Sources: Little Pictorial Lives of the Saints, a compilation based on Butler’s Lives of the Saints, and other sources by John Gilmary Shea (Benziger Brothers: New York, 1894); Les Petits Bollandistes: Vies des Saints, by Msgr. Paul Guérin (Bloud et Barral: Paris, 1882), Vol. 8.
Implementing the Gospel:
Evangelization is needed wherever Gospel values have not been fully established. All we have to do is see the regular news coverage of how desperately our own society and institutions need to be evangelized—not to mention our own hearts. We must begin implementing the Gospel on our own turf.
Quote by S. Padre Pio:
If we could perceive for a single instant... the state to which God's grace has raised us, to be nothing less than His own children, destined to reign with His Son for all eternity!
Divine Mercy Reflection
Reflections on Notebook Three: 189-236
We continue now to the third notebook that Saint Faustina filled with messages of Mercy from our Lord. As you enter into this notebook, pause and reflect upon all that you have read so far. Has it changed your perspective on life? Has it changed you? If it has, then continue down that same path and trust that the Lord will continue to do great things in your life. If it has not, reflect upon why!
Sometimes we need more than the words we read. We also need true prayer, deep prayer and what we may call “soaking prayer.” Consider this as you read through the reflections flowing from this notebook and allow the words to not only enter your mind, but to also enter deeper. Read them prayerfully and carefully. Speak to our Lord as Saint Faustina did. Read some more of her actual diary in addition to these reflections and learn from her humble and childlike faith.
The Lord wants to do great things in your life! Open the door, through prayer and reflection, and let Him in!
Reflection 198: The Mercy of True Empathy

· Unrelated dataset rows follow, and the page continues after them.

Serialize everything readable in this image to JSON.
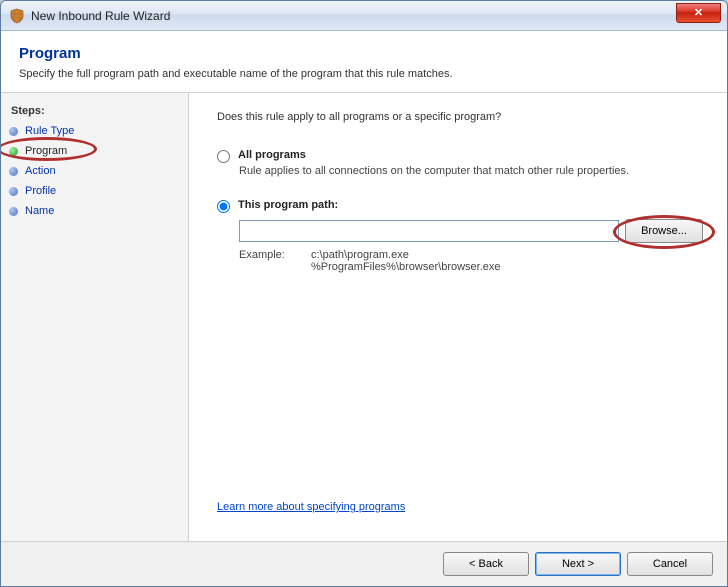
{
  "window": {
    "title": "New Inbound Rule Wizard",
    "close_glyph": "✕"
  },
  "header": {
    "title": "Program",
    "subtitle": "Specify the full program path and executable name of the program that this rule matches."
  },
  "sidebar": {
    "heading": "Steps:",
    "items": [
      {
        "label": "Rule Type",
        "state": "visited"
      },
      {
        "label": "Program",
        "state": "current"
      },
      {
        "label": "Action",
        "state": "pending"
      },
      {
        "label": "Profile",
        "state": "pending"
      },
      {
        "label": "Name",
        "state": "pending"
      }
    ]
  },
  "main": {
    "question": "Does this rule apply to all programs or a specific program?",
    "option_all": {
      "label": "All programs",
      "desc": "Rule applies to all connections on the computer that match other rule properties."
    },
    "option_path": {
      "label": "This program path:",
      "value": "",
      "browse": "Browse...",
      "example_label": "Example:",
      "example_values": "c:\\path\\program.exe\n%ProgramFiles%\\browser\\browser.exe"
    },
    "learn_link": "Learn more about specifying programs"
  },
  "footer": {
    "back": "< Back",
    "next": "Next >",
    "cancel": "Cancel"
  }
}
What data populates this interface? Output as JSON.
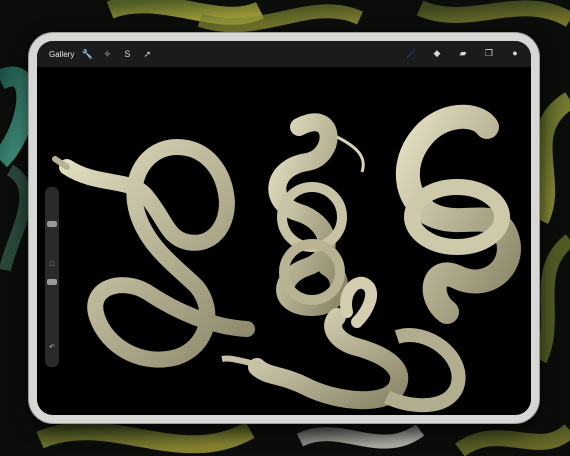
{
  "topbar": {
    "gallery_label": "Gallery",
    "left_tools": [
      {
        "name": "wrench-icon",
        "glyph": "🔧"
      },
      {
        "name": "magic-wand-icon",
        "glyph": "✧"
      },
      {
        "name": "selection-icon",
        "glyph": "S"
      },
      {
        "name": "transform-icon",
        "glyph": "➚"
      }
    ],
    "right_tools": [
      {
        "name": "brush-icon",
        "glyph": "／",
        "color": "#2f7bff"
      },
      {
        "name": "smudge-icon",
        "glyph": "◆",
        "color": "#d8d8d8"
      },
      {
        "name": "eraser-icon",
        "glyph": "▰",
        "color": "#d8d8d8"
      },
      {
        "name": "layers-icon",
        "glyph": "❐",
        "color": "#d8d8d8"
      },
      {
        "name": "color-icon",
        "glyph": "●",
        "color": "#d8d8d8"
      }
    ]
  },
  "sidebar": {
    "undo_glyph": "↶",
    "square_glyph": "□"
  },
  "colors": {
    "snake_main": "#d8d2b4",
    "snake_shadow": "#6f6a56",
    "bg_green": "#3f6f4f",
    "bg_yellow": "#a5a03d"
  }
}
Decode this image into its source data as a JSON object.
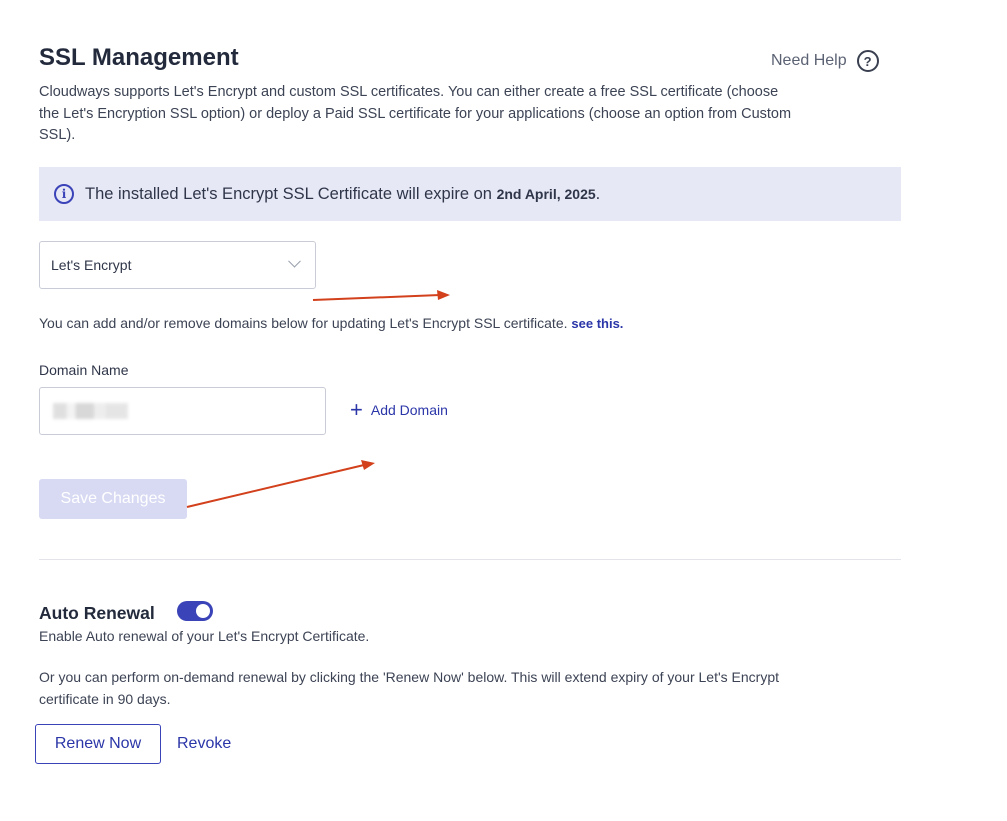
{
  "page": {
    "title": "SSL Management",
    "help_label": "Need Help",
    "description": "Cloudways supports Let's Encrypt and custom SSL certificates. You can either create a free SSL certificate (choose the Let's Encryption SSL option) or deploy a Paid SSL certificate for your applications (choose an option from Custom SSL)."
  },
  "banner": {
    "text": "The installed Let's Encrypt SSL Certificate will expire on ",
    "date": "2nd April, 2025",
    "suffix": "."
  },
  "ssl_select": {
    "value": "Let's Encrypt"
  },
  "domains": {
    "info_text": "You can add and/or remove domains below for updating Let's Encrypt SSL certificate. ",
    "see_this": "see this.",
    "label": "Domain Name",
    "add_label": "Add Domain",
    "save_label": "Save Changes"
  },
  "auto_renewal": {
    "title": "Auto Renewal",
    "enabled": true,
    "description": "Enable Auto renewal of your Let's Encrypt Certificate.",
    "ondemand_text": "Or you can perform on-demand renewal by clicking the 'Renew Now' below. This will extend expiry of your Let's Encrypt certificate in 90 days.",
    "renew_label": "Renew Now",
    "revoke_label": "Revoke"
  },
  "colors": {
    "accent": "#3b43b8",
    "annotation_arrow": "#d2401c",
    "banner_bg": "#e7e8f6"
  },
  "icons": [
    "question-circle-icon",
    "info-circle-icon",
    "chevron-down-icon",
    "plus-icon"
  ]
}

The lack of true heartfelt empathy is a clear sign of a certain psychological, emotional and even spiritual disorder. This is mentioned because the opposite is true also. The presence of true heartfelt empathy is a sign that one is psychologically, emotionally and spiritually healthy. Empathy means that you are aware of the other. You sense when someone is hurting or when they are joyful. Furthermore, you feel the pain they feel and experience the joy that they experience. This is an act of mercy in your heart flowing from the Mercy of God. (See Diary #1039).
Reflect, today, upon your empathy or lack thereof. What takes place within your mind, heart and emotions when you encounter either the joys or the sufferings of another. Do you walk right past them, not caring and not engaging them? Or do you see their humanity, recognize their dignity, and treat them with care, compassion and respect? Empathy is ultimately all about the dignity of each and every person and our ability to acknowledge that dignity through our thoughts, feelings, words and actions. Try to honestly look at your own empathy today and if you are surprised at a lacking in this area, look deeper at the reason why. Do not be afraid to admit to this lacking and do not be afraid to seek its remedy. But if you see yourself blessed with a heart of compassion, filled with an awareness of the other, then rejoice because your heart is sharing in and dispensing the Mercy of God.
Lord, I pray that my heart will become an instrument of Your own merciful Heart. In any way that I lack the empathy and compassion flowing from Your Heart, bring me healing. And in every way that I have been blessed to experience the struggles and joys of others on account of sharing in Your Mercy, I thank You. Lord, my deep desire is to share in Your life and love so that my heart may become like unto Yours. Jesus, I trust in You.